The lack of chemistry between the leads is exacerbated by the dialogue, and whenever Robert Pattinson and Reese Witherspoon have to carry a scene, there's little to grab your attention. Christoph Waltz is better at doing that, but we've seen him playing this part, and do it better in a stronger film.

Overall it is not a terrible movie and enough elements work that it is worth checking out. However, when the leading man has better chemistry with an elephant than with the leading lady, you know the film has flaws.

The Extras

Extras on the DVD start with an audio commentary track with the director, Francis Lawrence, and the screenwriter, Richard LaGravenese. They offer enough insight into the movie that fans will want to listen to it, but there are enough dead spots that it hurts the momentum. There are also a trio of featurettes, starting with The Travelling Show: From Page to Screen, which looks at the genesis of the book, how the producer found the story, and how it was turned into a movie. There is a four-minute spotlight on Robert Pattinson and three-minute spotlight on Reese Witherspoon.

The Blu-ray has a number of exclusives, starting with Raising the Tent, a 16-minute featurette on creating a realistic 1930s circus. Secrets of the Big Top spends 12 minutes looking at the history of circuses in America. The Star Attraction is a 9-minute featurette on Ty, the titular elephant. Working Without a Net is a 23-minute look at the many, many films that required extensive digital effects and how they were put together. It has a lot more style than most similar features and that's very helpful. The disc is BD-live enabled with a single featurette, Stars of the Circus, which looks at the animal trainer. The Blu-ray also comes with a digital copy.

Moving onto the technical presentation, I'm happy to report I have no complaints with either the video or the audio. There's excellent detail levels, the colors are great, the blacks are inky without swallowing details. You don't have to worry about compression issues or print damage. The audio has plenty of action in the surround sound speakers, especially while we watch the circus in action. There are directional effects, and the base gets to perform as well.

Finally we get to the price. The Blu-ray costs 30% more than the DVD. Considering the exclusive extras, the extras that push the technology and the film's technical presentation, this is worth the upgrade.

The Verdict

If Water for Elephants stuck with the behind-the-scenes of a struggling circus trying to come up with a new star act, it could have been a really good movie. (Or conversely, they could have made sure the two leads had some better chemistry.) As it is, enough works that it is worth checking out, but there are enough flaws that it can be a frustrating experience. If you are only interested in renting, the DVD is fine. But if you are looking to buy, the Blu-ray is worth the upgrade.

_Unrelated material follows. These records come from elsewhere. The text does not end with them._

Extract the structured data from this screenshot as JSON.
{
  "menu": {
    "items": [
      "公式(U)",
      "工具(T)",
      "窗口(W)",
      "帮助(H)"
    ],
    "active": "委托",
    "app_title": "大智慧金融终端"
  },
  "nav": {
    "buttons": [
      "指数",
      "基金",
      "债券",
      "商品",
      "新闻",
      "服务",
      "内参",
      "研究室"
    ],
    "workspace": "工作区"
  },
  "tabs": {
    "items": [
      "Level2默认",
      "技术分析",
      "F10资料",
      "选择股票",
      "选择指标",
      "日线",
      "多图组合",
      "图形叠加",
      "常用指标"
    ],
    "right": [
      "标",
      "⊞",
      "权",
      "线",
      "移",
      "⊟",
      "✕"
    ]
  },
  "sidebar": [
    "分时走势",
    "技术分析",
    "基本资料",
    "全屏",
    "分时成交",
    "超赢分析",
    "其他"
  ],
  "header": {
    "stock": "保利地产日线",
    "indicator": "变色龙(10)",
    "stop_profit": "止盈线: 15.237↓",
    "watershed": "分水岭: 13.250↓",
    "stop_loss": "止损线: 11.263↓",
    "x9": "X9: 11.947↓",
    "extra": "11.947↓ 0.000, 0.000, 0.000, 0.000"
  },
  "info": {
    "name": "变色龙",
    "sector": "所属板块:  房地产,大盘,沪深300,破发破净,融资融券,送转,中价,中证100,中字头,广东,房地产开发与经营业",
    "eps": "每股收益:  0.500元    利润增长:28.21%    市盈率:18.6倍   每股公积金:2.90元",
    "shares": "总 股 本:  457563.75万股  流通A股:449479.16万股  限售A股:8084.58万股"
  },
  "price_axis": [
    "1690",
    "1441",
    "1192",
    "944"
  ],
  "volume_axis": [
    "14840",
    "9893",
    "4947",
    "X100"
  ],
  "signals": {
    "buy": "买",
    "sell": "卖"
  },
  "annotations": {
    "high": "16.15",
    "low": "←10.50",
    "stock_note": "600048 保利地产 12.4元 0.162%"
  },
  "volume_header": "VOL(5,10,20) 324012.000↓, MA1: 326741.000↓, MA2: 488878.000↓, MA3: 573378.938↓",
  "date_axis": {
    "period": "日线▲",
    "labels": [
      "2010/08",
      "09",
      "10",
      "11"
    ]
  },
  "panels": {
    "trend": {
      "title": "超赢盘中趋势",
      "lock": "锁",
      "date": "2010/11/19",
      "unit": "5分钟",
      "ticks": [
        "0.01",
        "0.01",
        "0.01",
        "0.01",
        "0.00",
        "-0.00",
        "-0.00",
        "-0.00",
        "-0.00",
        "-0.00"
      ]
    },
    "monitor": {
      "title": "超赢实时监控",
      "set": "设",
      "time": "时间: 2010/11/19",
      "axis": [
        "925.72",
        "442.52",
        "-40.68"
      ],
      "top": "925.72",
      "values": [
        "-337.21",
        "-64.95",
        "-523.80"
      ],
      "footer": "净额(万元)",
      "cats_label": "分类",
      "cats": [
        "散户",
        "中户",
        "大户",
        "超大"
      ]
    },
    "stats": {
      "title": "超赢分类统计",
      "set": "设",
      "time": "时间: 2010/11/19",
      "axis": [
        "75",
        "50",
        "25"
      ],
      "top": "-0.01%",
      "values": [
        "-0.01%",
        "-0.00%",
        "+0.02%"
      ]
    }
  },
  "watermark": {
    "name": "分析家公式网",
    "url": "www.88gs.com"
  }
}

- Submitted by:

Filed under: Video Review, Water for Elephants